<<<<
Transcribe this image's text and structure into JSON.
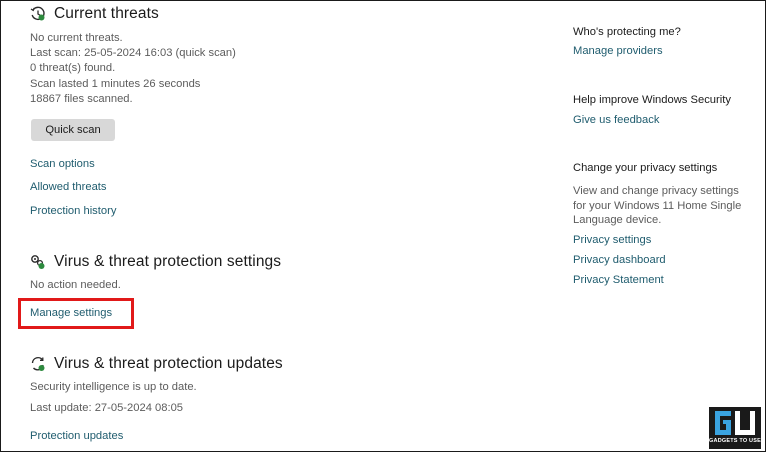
{
  "current_threats": {
    "title": "Current threats",
    "lines": [
      "No current threats.",
      "Last scan: 25-05-2024 16:03 (quick scan)",
      "0 threat(s) found.",
      "Scan lasted 1 minutes 26 seconds",
      "18867 files scanned."
    ],
    "quick_scan_label": "Quick scan",
    "links": [
      "Scan options",
      "Allowed threats",
      "Protection history"
    ]
  },
  "settings": {
    "title": "Virus & threat protection settings",
    "status": "No action needed.",
    "manage_link": "Manage settings"
  },
  "updates": {
    "title": "Virus & threat protection updates",
    "status": "Security intelligence is up to date.",
    "last_update": "Last update: 27-05-2024 08:05",
    "link": "Protection updates"
  },
  "sidebar": {
    "protecting_heading": "Who's protecting me?",
    "manage_providers": "Manage providers",
    "improve_heading": "Help improve Windows Security",
    "feedback": "Give us feedback",
    "privacy_heading": "Change your privacy settings",
    "privacy_text": [
      "View and change privacy settings",
      "for your Windows 11 Home Single",
      "Language device."
    ],
    "privacy_links": [
      "Privacy settings",
      "Privacy dashboard",
      "Privacy Statement"
    ]
  },
  "watermark": {
    "logo_text": "GU",
    "tagline": "GADGETS TO USE"
  },
  "colors": {
    "link": "#1f5c6e",
    "highlight": "#e11919",
    "button_bg": "#d8d8d8"
  },
  "icons": [
    "threat-history-icon",
    "settings-gears-icon",
    "update-refresh-icon"
  ]
}
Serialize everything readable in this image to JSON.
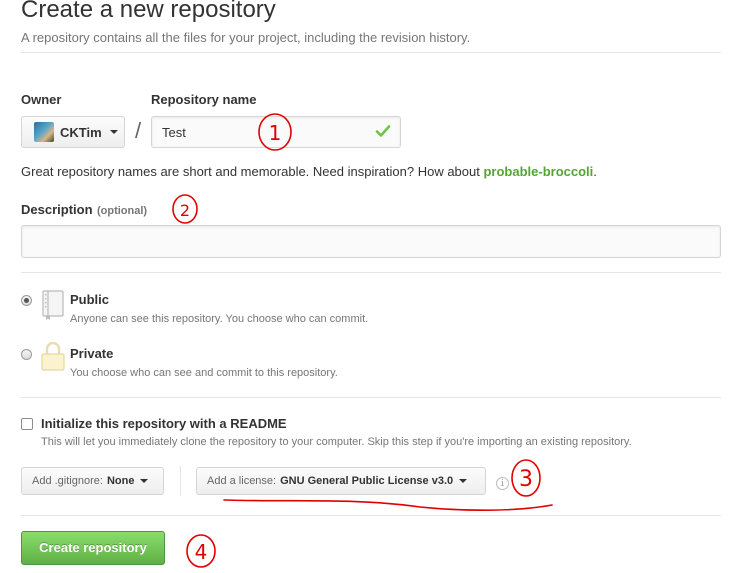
{
  "header": {
    "title": "Create a new repository",
    "subtitle": "A repository contains all the files for your project, including the revision history."
  },
  "owner": {
    "label": "Owner",
    "value": "CKTim"
  },
  "repository": {
    "label": "Repository name",
    "separator": "/",
    "value": "Test",
    "status_icon": "check-icon"
  },
  "hint": {
    "text": "Great repository names are short and memorable. Need inspiration? How about ",
    "suggestion": "probable-broccoli",
    "end": "."
  },
  "description": {
    "label": "Description",
    "optional": "(optional)",
    "value": ""
  },
  "visibility": {
    "selected": "public",
    "public": {
      "title": "Public",
      "desc": "Anyone can see this repository. You choose who can commit.",
      "icon": "book-icon"
    },
    "private": {
      "title": "Private",
      "desc": "You choose who can see and commit to this repository.",
      "icon": "lock-icon"
    }
  },
  "readme": {
    "checked": false,
    "title": "Initialize this repository with a README",
    "desc": "This will let you immediately clone the repository to your computer. Skip this step if you're importing an existing repository."
  },
  "gitignore": {
    "prefix": "Add .gitignore:",
    "value": "None"
  },
  "license": {
    "prefix": "Add a license:",
    "value": "GNU General Public License v3.0"
  },
  "submit": {
    "label": "Create repository"
  },
  "annotations": [
    "1",
    "2",
    "3",
    "4"
  ],
  "colors": {
    "accent_green": "#55a532",
    "button_green": "#60b044",
    "annotation_red": "#e00000"
  }
}
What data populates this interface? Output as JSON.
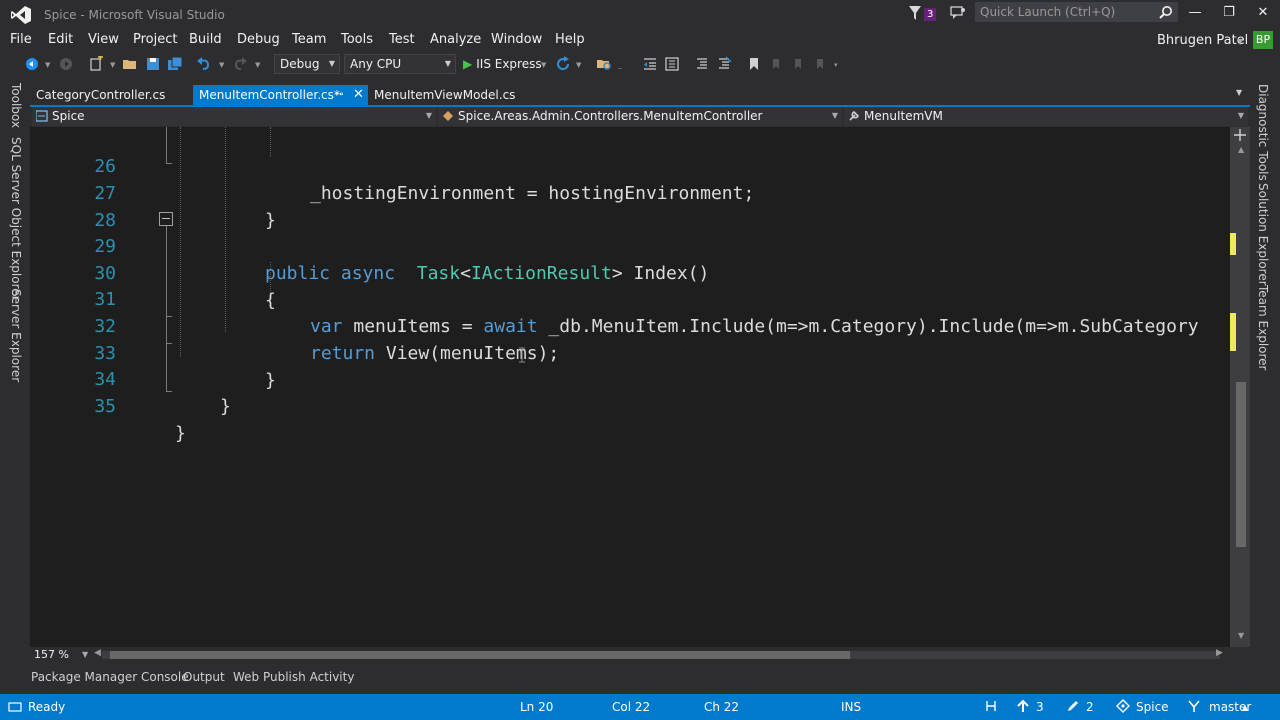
{
  "window": {
    "title": "Spice - Microsoft Visual Studio",
    "notification_count": "3",
    "quick_launch_placeholder": "Quick Launch (Ctrl+Q)",
    "controls": [
      "—",
      "❐",
      "✕"
    ]
  },
  "menu": {
    "items": [
      "File",
      "Edit",
      "View",
      "Project",
      "Build",
      "Debug",
      "Team",
      "Tools",
      "Test",
      "Analyze",
      "Window",
      "Help"
    ],
    "user_name": "Bhrugen Patel",
    "user_initials": "BP"
  },
  "toolbar": {
    "configuration": "Debug",
    "platform": "Any CPU",
    "run_target": "IIS Express"
  },
  "tabs": [
    {
      "label": "CategoryController.cs",
      "active": false
    },
    {
      "label": "MenuItemController.cs*",
      "active": true
    },
    {
      "label": "MenuItemViewModel.cs",
      "active": false
    }
  ],
  "navbar": {
    "project": "Spice",
    "class": "Spice.Areas.Admin.Controllers.MenuItemController",
    "member": "MenuItemVM"
  },
  "side_tabs": {
    "left": [
      "Toolbox",
      "SQL Server Object Explorer",
      "Server Explorer"
    ],
    "right": [
      "Diagnostic Tools",
      "Solution Explorer",
      "Team Explorer"
    ]
  },
  "code": {
    "lines": [
      {
        "num": "26",
        "text": "_hostingEnvironment = hostingEnvironment;"
      },
      {
        "num": "27",
        "text": "}"
      },
      {
        "num": "28",
        "text": ""
      },
      {
        "num": "29",
        "text": "public async  Task<IActionResult> Index()"
      },
      {
        "num": "30",
        "text": "{"
      },
      {
        "num": "31",
        "text": "var menuItems = await _db.MenuItem.Include(m=>m.Category).Include(m=>m.SubCategory"
      },
      {
        "num": "32",
        "text": "return View(menuItems);"
      },
      {
        "num": "33",
        "text": "}"
      },
      {
        "num": "34",
        "text": "}"
      },
      {
        "num": "35",
        "text": "}"
      }
    ]
  },
  "zoom": "157 %",
  "tool_windows": [
    "Package Manager Console",
    "Output",
    "Web Publish Activity"
  ],
  "status": {
    "state": "Ready",
    "ln": "Ln 20",
    "col": "Col 22",
    "ch": "Ch 22",
    "mode": "INS",
    "pushes": "3",
    "changes": "2",
    "repo": "Spice",
    "branch": "master"
  },
  "colors": {
    "accent": "#007acc",
    "keyword": "#569cd6",
    "type": "#4ec9b0",
    "line_number": "#2b91af",
    "editor_bg": "#1e1e1e",
    "chrome_bg": "#2d2d30"
  }
}
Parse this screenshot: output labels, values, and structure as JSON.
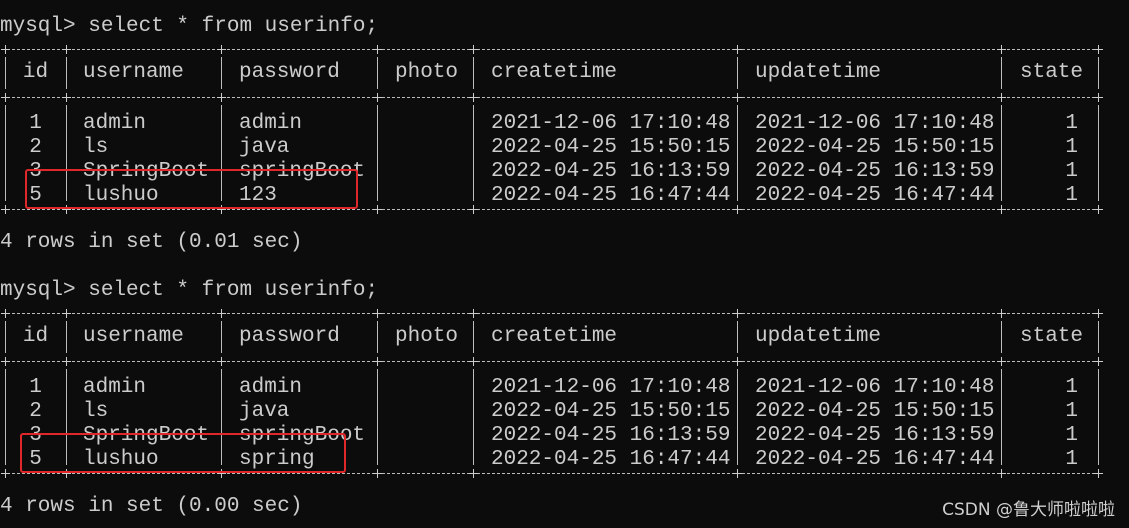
{
  "terminal": {
    "blocks": [
      {
        "command": "mysql> select * from userinfo;",
        "columns": [
          "id",
          "username",
          "password",
          "photo",
          "createtime",
          "updatetime",
          "state"
        ],
        "rows": [
          [
            "1",
            "admin",
            "admin",
            "",
            "2021-12-06 17:10:48",
            "2021-12-06 17:10:48",
            "1"
          ],
          [
            "2",
            "ls",
            "java",
            "",
            "2022-04-25 15:50:15",
            "2022-04-25 15:50:15",
            "1"
          ],
          [
            "3",
            "SpringBoot",
            "springBoot",
            "",
            "2022-04-25 16:13:59",
            "2022-04-25 16:13:59",
            "1"
          ],
          [
            "5",
            "lushuo",
            "123",
            "",
            "2022-04-25 16:47:44",
            "2022-04-25 16:47:44",
            "1"
          ]
        ],
        "summary": "4 rows in set (0.01 sec)",
        "highlighted_row": 3
      },
      {
        "command": "mysql> select * from userinfo;",
        "columns": [
          "id",
          "username",
          "password",
          "photo",
          "createtime",
          "updatetime",
          "state"
        ],
        "rows": [
          [
            "1",
            "admin",
            "admin",
            "",
            "2021-12-06 17:10:48",
            "2021-12-06 17:10:48",
            "1"
          ],
          [
            "2",
            "ls",
            "java",
            "",
            "2022-04-25 15:50:15",
            "2022-04-25 15:50:15",
            "1"
          ],
          [
            "3",
            "SpringBoot",
            "springBoot",
            "",
            "2022-04-25 16:13:59",
            "2022-04-25 16:13:59",
            "1"
          ],
          [
            "5",
            "lushuo",
            "spring",
            "",
            "2022-04-25 16:47:44",
            "2022-04-25 16:47:44",
            "1"
          ]
        ],
        "summary": "4 rows in set (0.00 sec)",
        "highlighted_row": 3
      }
    ]
  },
  "colors": {
    "background": "#0c0c0c",
    "text": "#cccccc",
    "highlight": "#e0282a"
  },
  "watermark": "CSDN @鲁大师啦啦啦"
}
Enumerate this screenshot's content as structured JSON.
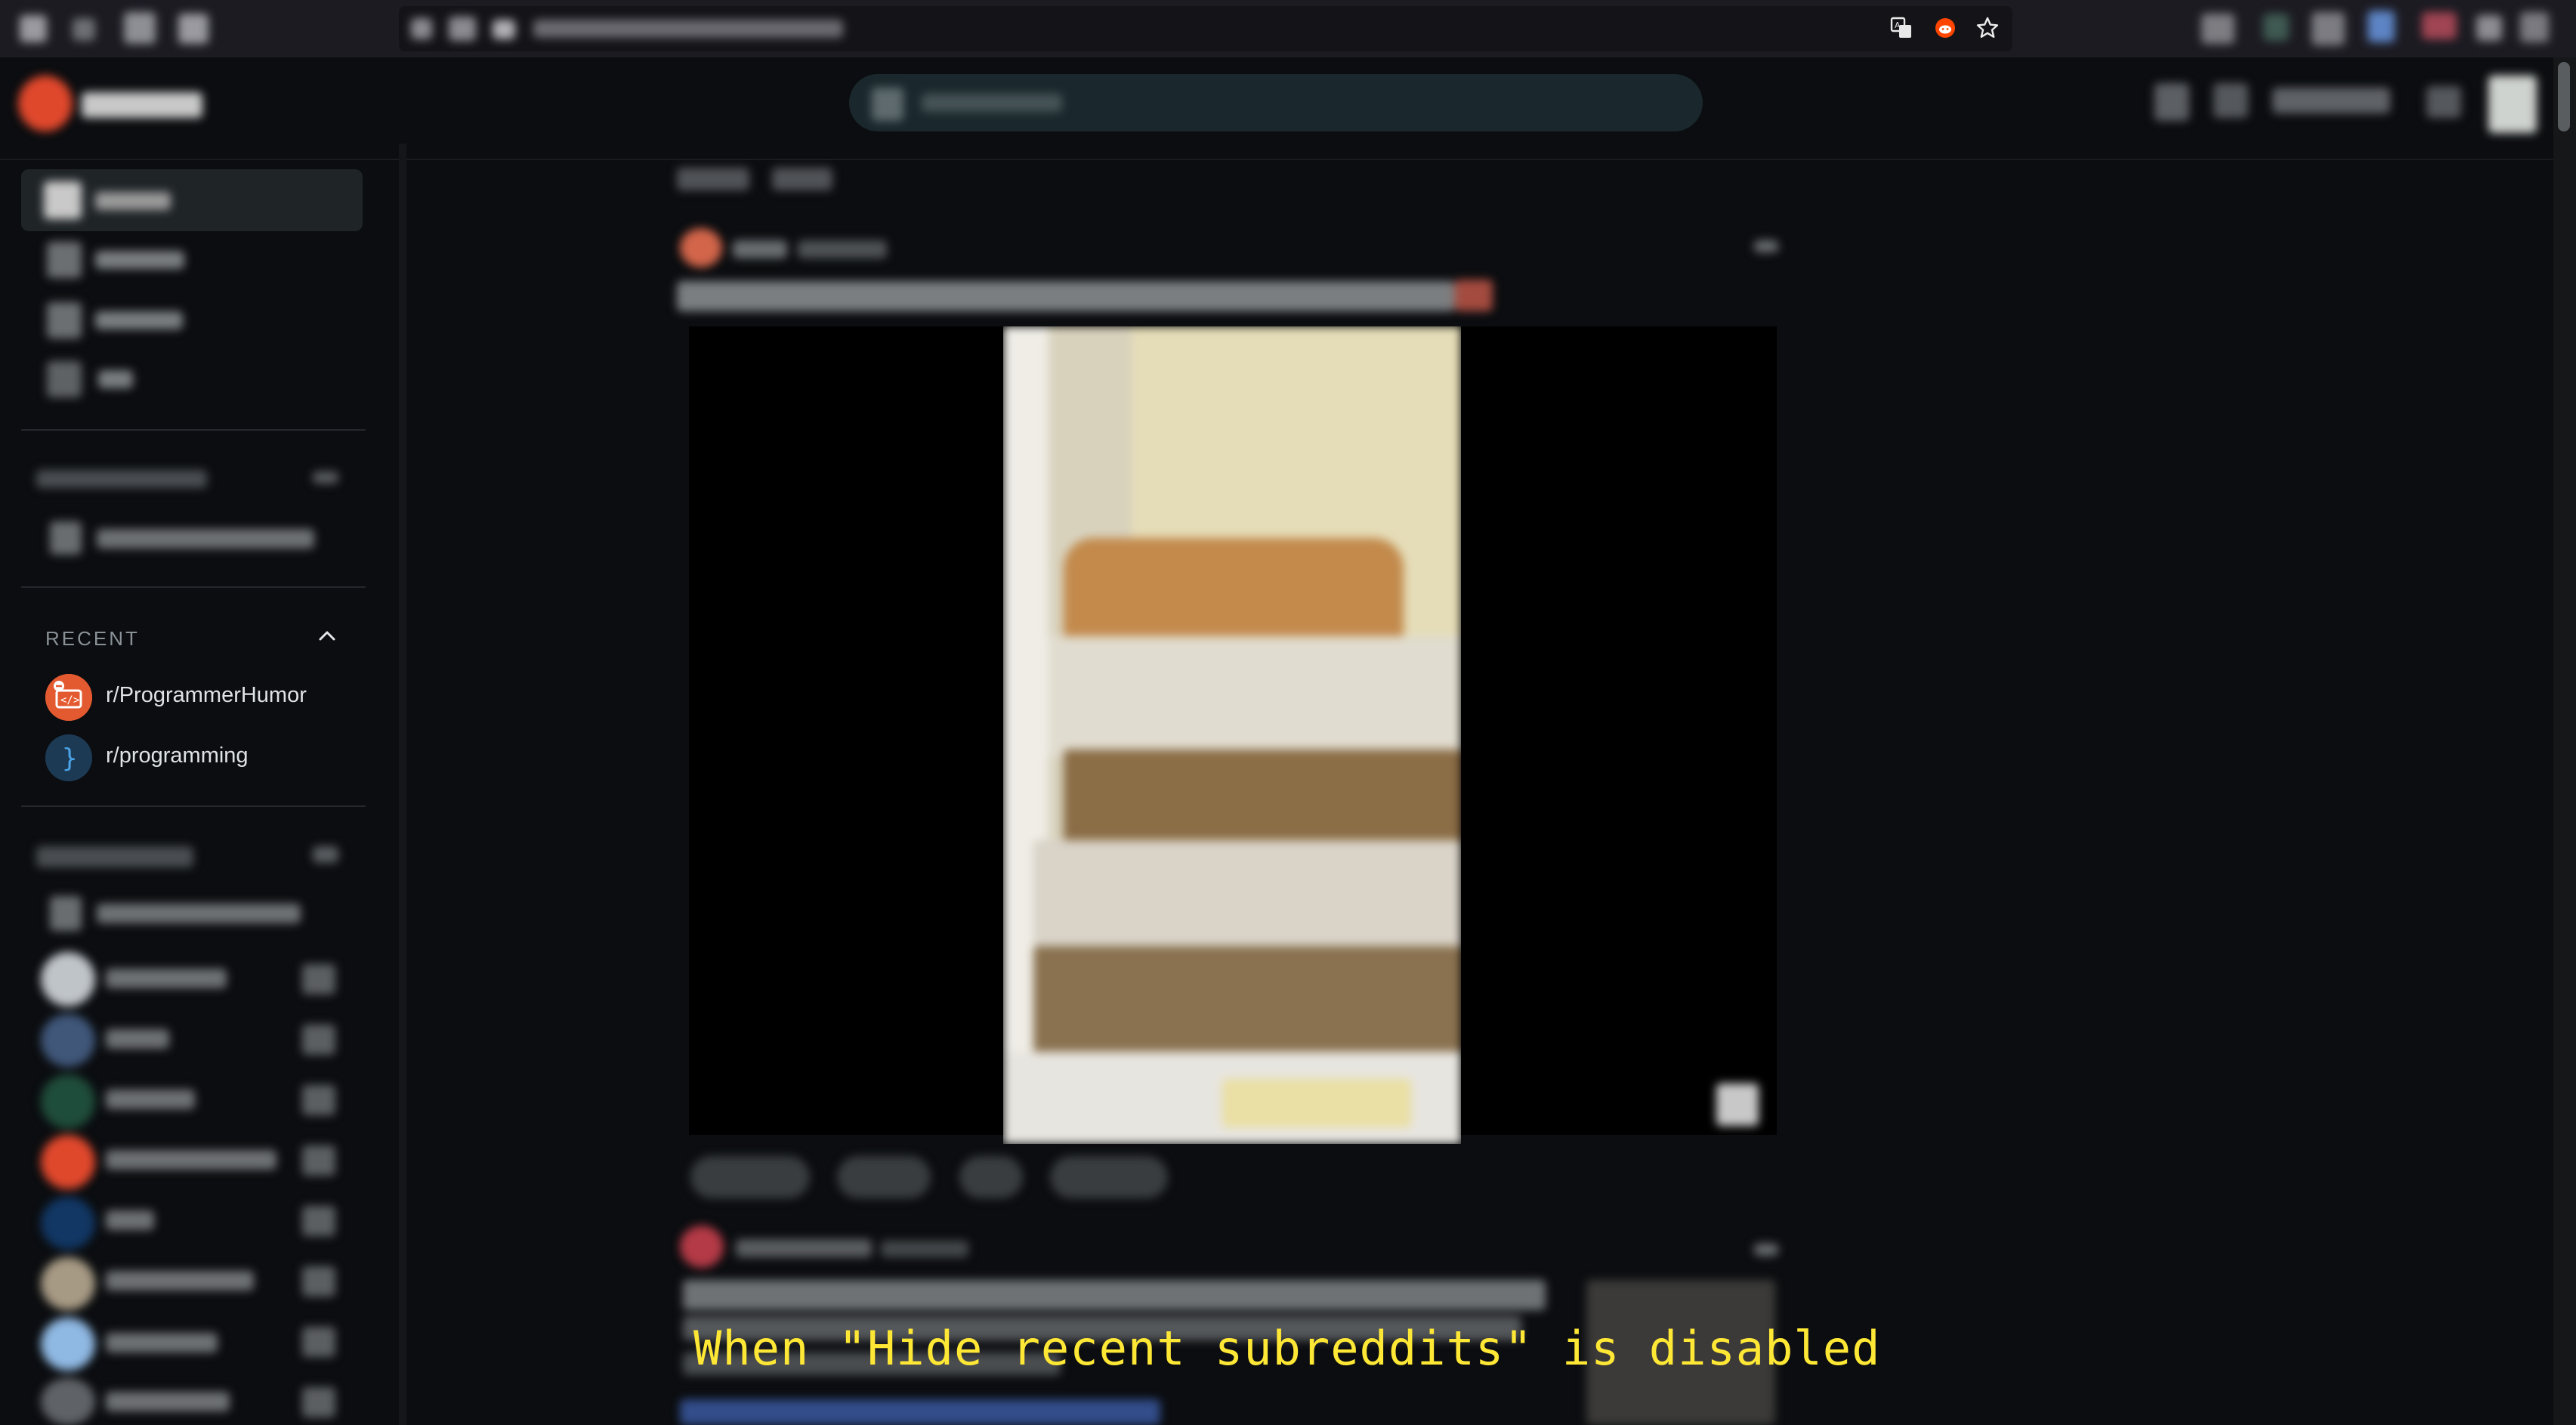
{
  "recent_section": {
    "label": "RECENT",
    "items": [
      {
        "label": "r/ProgrammerHumor",
        "icon": "programmerhumor-avatar",
        "color": "#e45a30"
      },
      {
        "label": "r/programming",
        "icon": "programming-avatar",
        "color": "#1d3a55"
      }
    ]
  },
  "caption": "When \"Hide recent subreddits\" is disabled",
  "colors": {
    "page_bg": "#0b0d10",
    "caption": "#ffe835",
    "reddit_orange": "#ff4500"
  }
}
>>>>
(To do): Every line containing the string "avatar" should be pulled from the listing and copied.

(Task response):
        "icon": "programmerhumor-avatar",
        "icon": "programming-avatar",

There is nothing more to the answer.